This is post #4 in the Commonly Misused Bible Verses series. So far I have commented on 2 Chronicles 7:14 and Jeremiah 29:11. These two verses are often pulled out of their contexts by well-meaning Christians. Matthew 7:1 is a very popular verse for unbelievers to misuse. Click on the links for more information on any of those articles.
For today’s post, I want to take a look at another verse that is frequently misused by well-meaning Christians. Bear in mind that I am not trying to pick on anyone or attack them for misusing these verses. Most of the time they are misused because we have heard someone else misuse them and we’re used to hearing the verse in a particular (but wrong) context, so we repeat the same error. This series is designed to encourage people to take a close look at Scripture before repeating what we’ve heard.
Commonly Misused Bible Verse #4: Matthew 18:19–20
Think about how many times you have heard someone quote or summarize this passage during a prayer or immediately before praying.
“Again I say to you that if two of you agree on earth concerning anything that they ask, it will be done for them by My Father in heaven. For where two or three are gathered together in My name, I am there in the midst of them.” (Matthew 18:19–20, NKJV)
The idea that is commonly promoted is that if there are two or more people gathered together who agree on something, and they ask God for it in prayer, then Jesus will be present and God will answer their request.
If you’ve read any of the other posts in this series, then you know that we need to look at the context to see what is wrong with the way many people use this verse. However, before we do that, can you see some problems with the idea that God will grant the request of those who come together and are in agreement in prayer? First of all, Jesus said “where two or three are gathered” in His name, so how could this apply to settings of four or more? Also, why would it take two or three believers to be gathered together for Jesus to be in their midst? Isn’t He already present in each and every individual believer? So even if one Christian prays, isn’t Jesus already there?

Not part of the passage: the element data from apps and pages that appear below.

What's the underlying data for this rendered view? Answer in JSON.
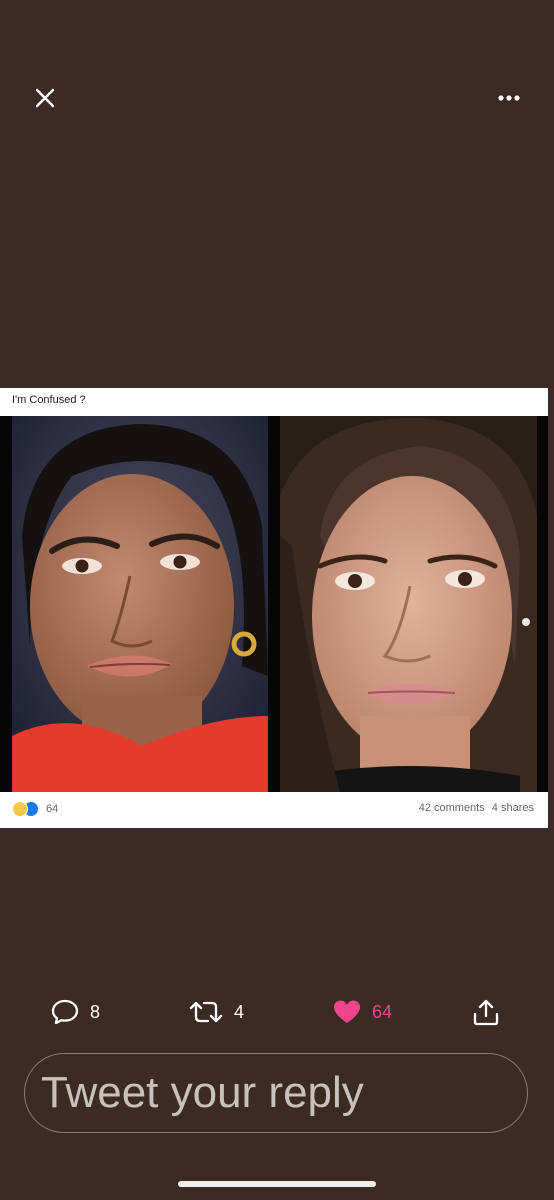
{
  "viewer": {
    "close_icon": "close-icon",
    "more_icon": "more-horizontal-icon"
  },
  "post": {
    "caption": "I'm Confused ?",
    "reactions": {
      "icons": [
        "haha-reaction-icon",
        "like-reaction-icon"
      ],
      "count": "64"
    },
    "comments": "42 comments",
    "shares": "4 shares"
  },
  "actions": {
    "reply_count": "8",
    "retweet_count": "4",
    "like_count": "64",
    "like_color": "#f0458c"
  },
  "reply": {
    "placeholder": "Tweet your reply"
  }
}
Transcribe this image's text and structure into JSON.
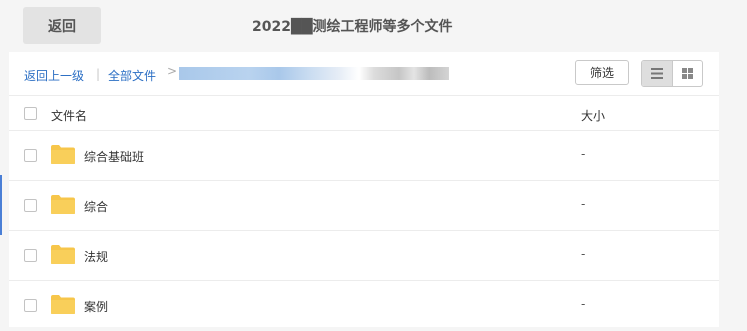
{
  "header": {
    "back_label": "返回",
    "title": "2022██测绘工程师等多个文件"
  },
  "toolbar": {
    "up_label": "返回上一级",
    "separator": "|",
    "all_files_label": "全部文件",
    "crumb_arrow": ">",
    "filter_label": "筛选"
  },
  "columns": {
    "name": "文件名",
    "size": "大小"
  },
  "files": [
    {
      "name": "综合基础班",
      "size": "-"
    },
    {
      "name": "综合",
      "size": "-"
    },
    {
      "name": "法规",
      "size": "-"
    },
    {
      "name": "案例",
      "size": "-"
    }
  ],
  "colors": {
    "accent": "#2c6fc4",
    "folder": "#f7c64a"
  },
  "icons": [
    "list-view-icon",
    "grid-view-icon",
    "folder-icon",
    "chevron-right-icon"
  ]
}
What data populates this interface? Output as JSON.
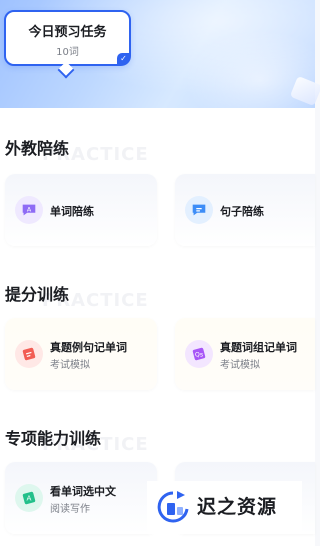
{
  "task": {
    "title": "今日预习任务",
    "count": "10词"
  },
  "sections": [
    {
      "title": "外教陪练",
      "watermark": "PRACTICE",
      "cards": [
        {
          "title": "单词陪练",
          "subtitle": "",
          "icon": "word-practice-icon"
        },
        {
          "title": "句子陪练",
          "subtitle": "",
          "icon": "sentence-practice-icon"
        }
      ]
    },
    {
      "title": "提分训练",
      "watermark": "PRACTICE",
      "cards": [
        {
          "title": "真题例句记单词",
          "subtitle": "考试模拟",
          "icon": "example-sentence-icon"
        },
        {
          "title": "真题词组记单词",
          "subtitle": "考试模拟",
          "icon": "phrase-icon"
        }
      ]
    },
    {
      "title": "专项能力训练",
      "watermark": "PRACTICE",
      "cards": [
        {
          "title": "看单词选中文",
          "subtitle": "阅读写作",
          "icon": "choose-chinese-icon"
        }
      ]
    }
  ],
  "brand": {
    "text": "迟之资源"
  },
  "colors": {
    "accent": "#2f63f0",
    "icon_purple": "#8e6bf5",
    "icon_blue": "#3d8df7",
    "icon_red": "#f25d54",
    "icon_violet": "#a855f7",
    "icon_green": "#22c08a"
  }
}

So there are already a couple of problems with the common use of this passage. Now let’s take a look at the context. This section deals with a subject that most churches completely neglect: church discipline. Jesus said that if you have a brother who sins against you, then you need to go to him and try to work it out. If he refuses to acknowledge his fault, then you bring one or two more witnesses to help work things out. So including you, that would make two or three witnesses—recognize that phrase? Not only is it repeated in these verses, but it comes from the Old Testament (Deuteronomy 19:15 and more). Legal cases needed to have two or three witnesses to establish a matter.
Back to Jesus’ story. If the sinning brother did not make things right in the presence of two or three witnesses, then the case was to be brought before the church. If he refused to listen to the church’s decision, then he was to be thrown out of the congregation. I know that sounds harsh in our day because precious few churches practice discipline as Jesus instructed, but that is what we are commanded to do.
It is with this in mind that Jesus said that the Father would grant the request of two or more who gather together in Christ’s name and are in agreement. Agreement on what? On disciplining the erring brother. That’s what this passage is about and yet so many Christians use it as though Jesus promised to answer their prayers when offered in certain situations.
Before I finish this post let me stress what the Bible actually does say about prayer. The Apostle John wrote, “Now this is the confidence we have in Him, that if we ask anything according to His will, He hears us. And if we know that He hears us, whatever we ask, we know that we have the petitions that we have asked of Him” (1 John 5:14–15). John also wrote, “And whatever we ask we receive from Him, because we keep His commandments and do those things that are pleasing in His sight” (1 John 3:22).
So we can have confidence about God answering our prayers when we are obediently following Him and praying according to His will. If you haven’t experienced answered prayer, then perhaps you aren’t living in obedience and/or praying according to His will (or maybe He did answer it and you didn’t recognize the response because He often answers in ways we don’t expect).